After another mile we leave the river on the approach to Bishop Meadow Lock - and we don’t see the river again for some miles. We’re now approaching Loughborough, with an industrial area on our right signalling our arrival in the town. Nearing the town centre, you’ll see a junction with towpath bridge on your left: this is a relic of the route’s history as two separate navigations. Straight ahead for a short dead-end which terminates amid some rather garish (or jolly, depending on your view) brightly coloured modern buildings, this being the original terminus of the Loughborough Navigation at the town wharf (and convenient for visiting the town); or turn left through the towpath bridge to continue our cruise on what was originally the Leicester Navigation.
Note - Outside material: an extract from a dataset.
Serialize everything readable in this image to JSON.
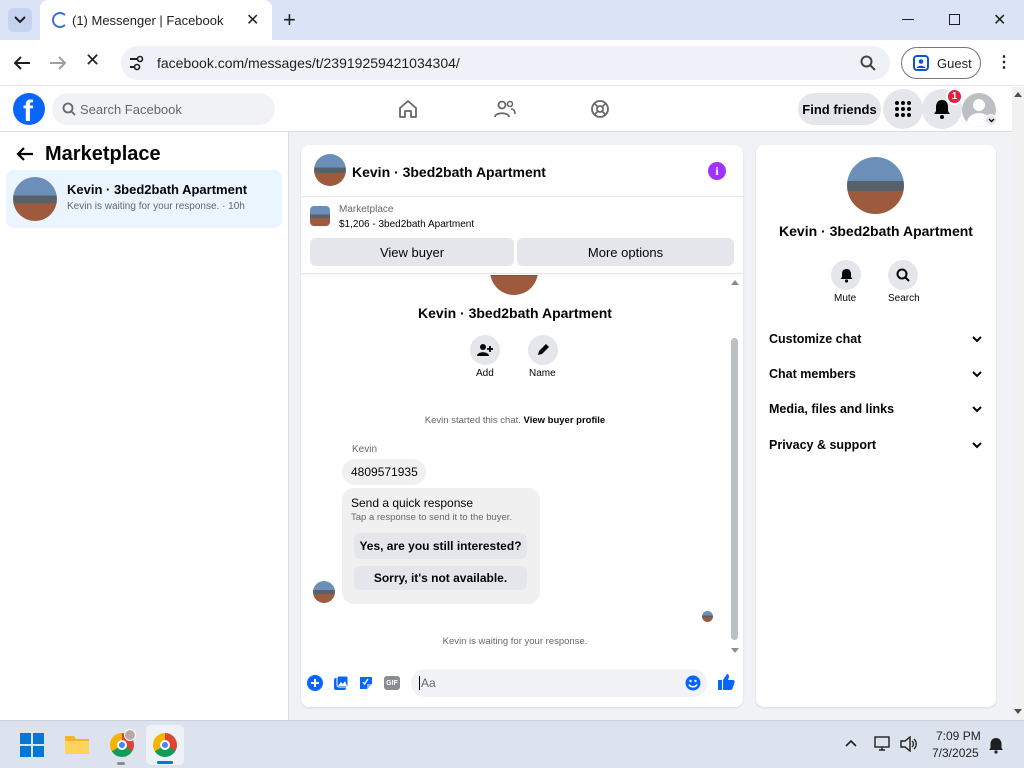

Opened in 1794, this extended navigation up the Soar for a further 16 miles with nine locks (plus a flood-lock, and with another lock added later) to reach Leicester. That’s the route which we’re
following in this cruise guide, but it actually also had a second, little-known line. Known as the ‘Forest Line’ as opposed to the ‘River Line’ (and sometimes referred to as the Charnwood Forest Canal) this was a curious part-canal, part-tramroad route which led eastwards from the coalfields near Ashby-de-la-Zouch, its horse-drawn coal trains finally reaching the end of the last tramway section at Loughborough Wharf. Or at least, that was the theory: in practice it was a failure (possibly because it couldn’t compete with other routes for the coal trade), virtually no coal was ever carried, its reservoir was damaged twice by floods, and it lasted less than a decade. But some remains survive, and in recent years there have been moves to set up a ‘friends’ group for the canal.
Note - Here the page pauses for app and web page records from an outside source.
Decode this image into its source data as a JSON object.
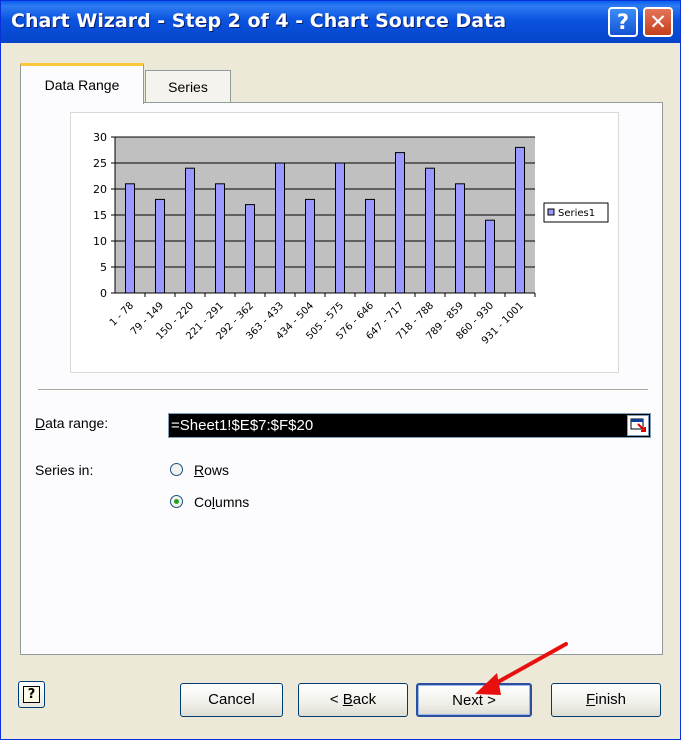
{
  "window": {
    "title": "Chart Wizard - Step 2 of 4 - Chart Source Data",
    "help_glyph": "?",
    "close_glyph": "✕"
  },
  "tabs": [
    {
      "label": "Data Range",
      "active": true
    },
    {
      "label": "Series",
      "active": false
    }
  ],
  "chart_data": {
    "type": "bar",
    "categories": [
      "1 - 78",
      "79 - 149",
      "150 - 220",
      "221 - 291",
      "292 - 362",
      "363 - 433",
      "434 - 504",
      "505 - 575",
      "576 - 646",
      "647 - 717",
      "718 - 788",
      "789 - 859",
      "860 - 930",
      "931 - 1001"
    ],
    "series": [
      {
        "name": "Series1",
        "values": [
          21,
          18,
          24,
          21,
          17,
          25,
          18,
          25,
          18,
          27,
          24,
          21,
          14,
          28
        ]
      }
    ],
    "ylim": [
      0,
      30
    ],
    "yticks": [
      0,
      5,
      10,
      15,
      20,
      25,
      30
    ],
    "grid": true,
    "legend": "right",
    "colors": {
      "plot_bg": "#C0C0C0",
      "bar": "#9999FF"
    }
  },
  "data_range": {
    "label_prefix": "D",
    "label_rest": "ata range:",
    "value": "=Sheet1!$E$7:$F$20"
  },
  "series_in": {
    "label": "Series in:",
    "options": [
      {
        "accel": "R",
        "rest": "ows",
        "selected": false
      },
      {
        "pre": "Co",
        "accel": "l",
        "rest": "umns",
        "selected": true
      }
    ]
  },
  "buttons": {
    "cancel": "Cancel",
    "back": {
      "pre": "< ",
      "accel": "B",
      "rest": "ack"
    },
    "next": "Next >",
    "finish": {
      "accel": "F",
      "rest": "inish"
    }
  },
  "colors": {
    "annotation_arrow": "#E8100C",
    "title_bar": "#0A53E0"
  }
}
Back on the main line, the lengthy canal section continues, cutting a curving route through the north of Loughborough and passing close to the Great Central Railway’s station where steam trains depart for Leicester North (see inset). Soon the town is left behind, and after a mile of rural cruising Pillings Flood Lock (usually in operation during the winter months but open at both ends in summer) indicates where the long canal section finally comes to an end, and we rejoin the River Soar.
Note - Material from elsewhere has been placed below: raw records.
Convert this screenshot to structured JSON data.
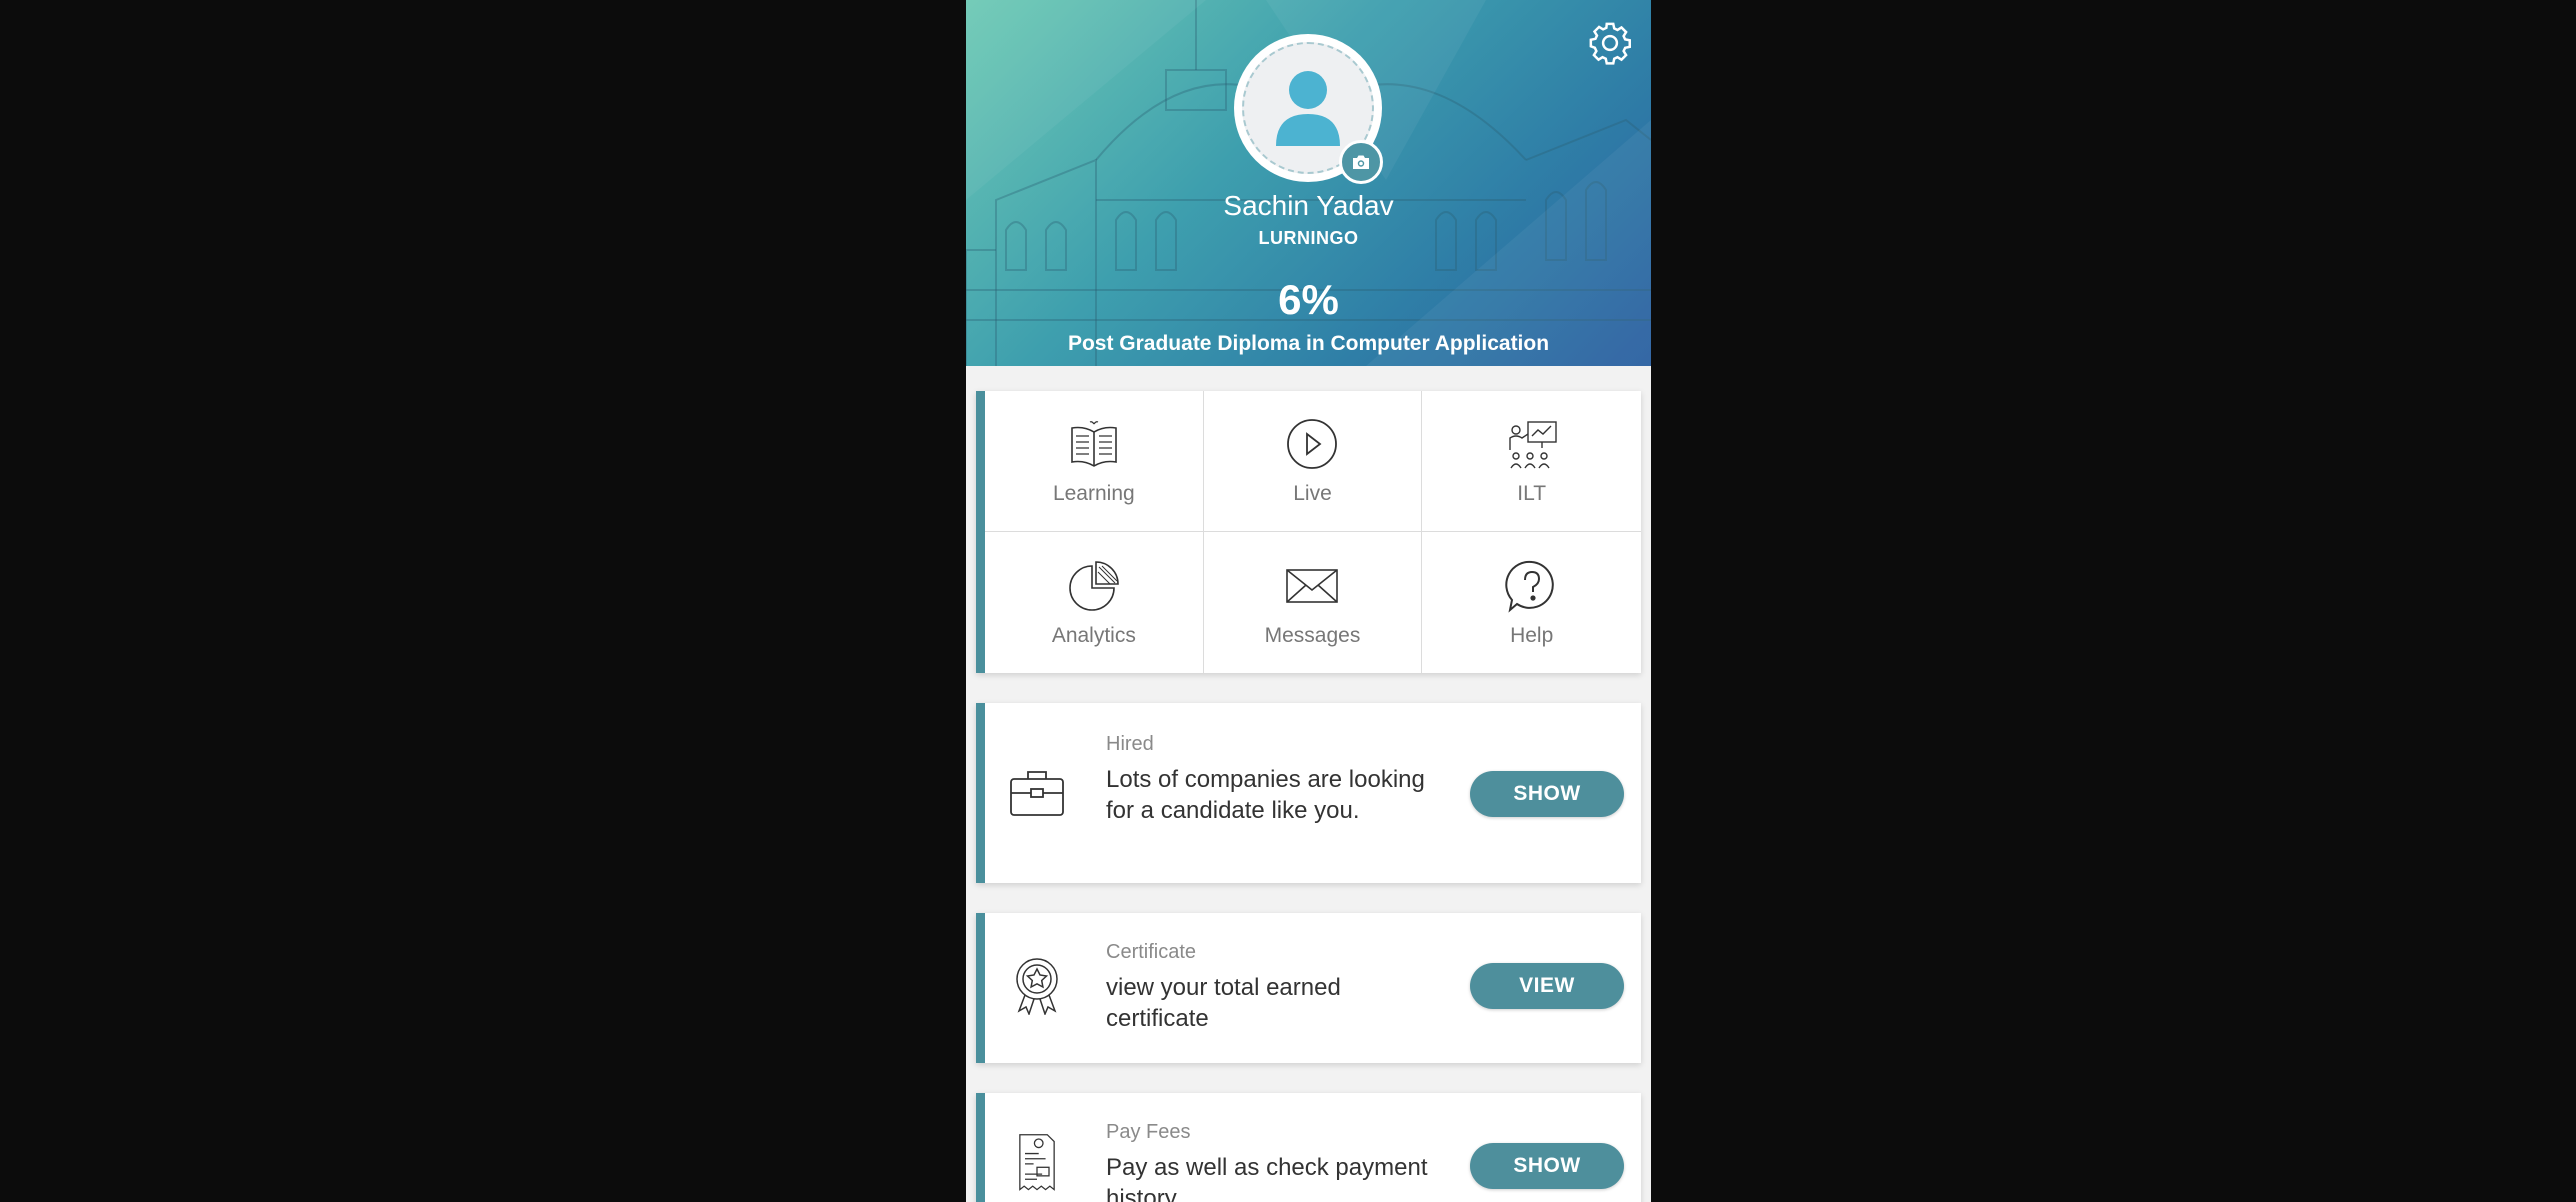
{
  "profile": {
    "name": "Sachin Yadav",
    "organization": "LURNINGO",
    "progress": "6%",
    "progress_value": 0.06,
    "course": "Post Graduate Diploma in Computer Application"
  },
  "menu": [
    {
      "label": "Learning",
      "icon": "book-icon"
    },
    {
      "label": "Live",
      "icon": "play-icon"
    },
    {
      "label": "ILT",
      "icon": "presentation-icon"
    },
    {
      "label": "Analytics",
      "icon": "pie-chart-icon"
    },
    {
      "label": "Messages",
      "icon": "envelope-icon"
    },
    {
      "label": "Help",
      "icon": "help-bubble-icon"
    }
  ],
  "cards": {
    "hired": {
      "category": "Hired",
      "description": "Lots of companies are looking for a candidate like you.",
      "button": "SHOW",
      "icon": "briefcase-icon"
    },
    "certificate": {
      "category": "Certificate",
      "description": "view your total earned certificate",
      "button": "VIEW",
      "icon": "award-icon"
    },
    "fees": {
      "category": "Pay Fees",
      "description": "Pay as well as check payment history",
      "button": "SHOW",
      "icon": "receipt-icon"
    }
  },
  "colors": {
    "accent": "#4e8f9c",
    "hero_start": "#6ecab5",
    "hero_end": "#2b5fa1",
    "avatar": "#4cb3d1"
  }
}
Barrow-upon-Soar is a useful village with shops and a selection of pubs, which the navigation skirts as it passes through Barrow Deep Lock. A meandering length then leads under an impressive red-brick railway viaduct prominently dated 1860. Trains no longer cross it: the bridge is used today by a conveyor belt which has replaced the earlier railway branch line as the means of carrying stone from the nearby quarry to the Midland Main Line. This is followed by Mountsorrel Lock, its lockside pub making it a popular spot in summer, with the village shops a short walk away to the west.
Another couple of miles of rural wanderings, with the villages prudently keeping back from the flood plain, take us past Sileby and Cossington locks and their attendant mills to reach Junction Lock. This name is a clue to the existence of another long-lost navigation: we’re approaching the former junction with the River Wreake or Melton Mowbray Navigation. In fact we’ve actually been cruising a very short length of the Wreake, a tributary of the Soar, for a few hundred yards from Cossington Lock, but it was once navigable for another 15 miles to Melton Mowbray, where the Oakham
Canal continued for a similar distance to Oakham. Today it would make a really attractive cruising route, but sadly the canal closed to make way for a railway as long ago as 1846, and the river navigation lasted barely 30 years more. The Melton & Oakham Waterways Society has hopes of restoring the route: encouragingly, a bridge with navigable headroom was built a few years ago to carry the towpath over the junction, where the River Wreake carries on ahead while our own route bears round to the right to meet the Soar again at Thurmaston.
Cruising past Ratcliffe on Soar
Kegworth Shallow Lock, open at both ends as usual since the 1980s-90s flood control modifications
Bishop Meadow Lock, just north of Loughborough
Loughborough basin’s striking surroundings
Large craft use the river, as seen at Normanton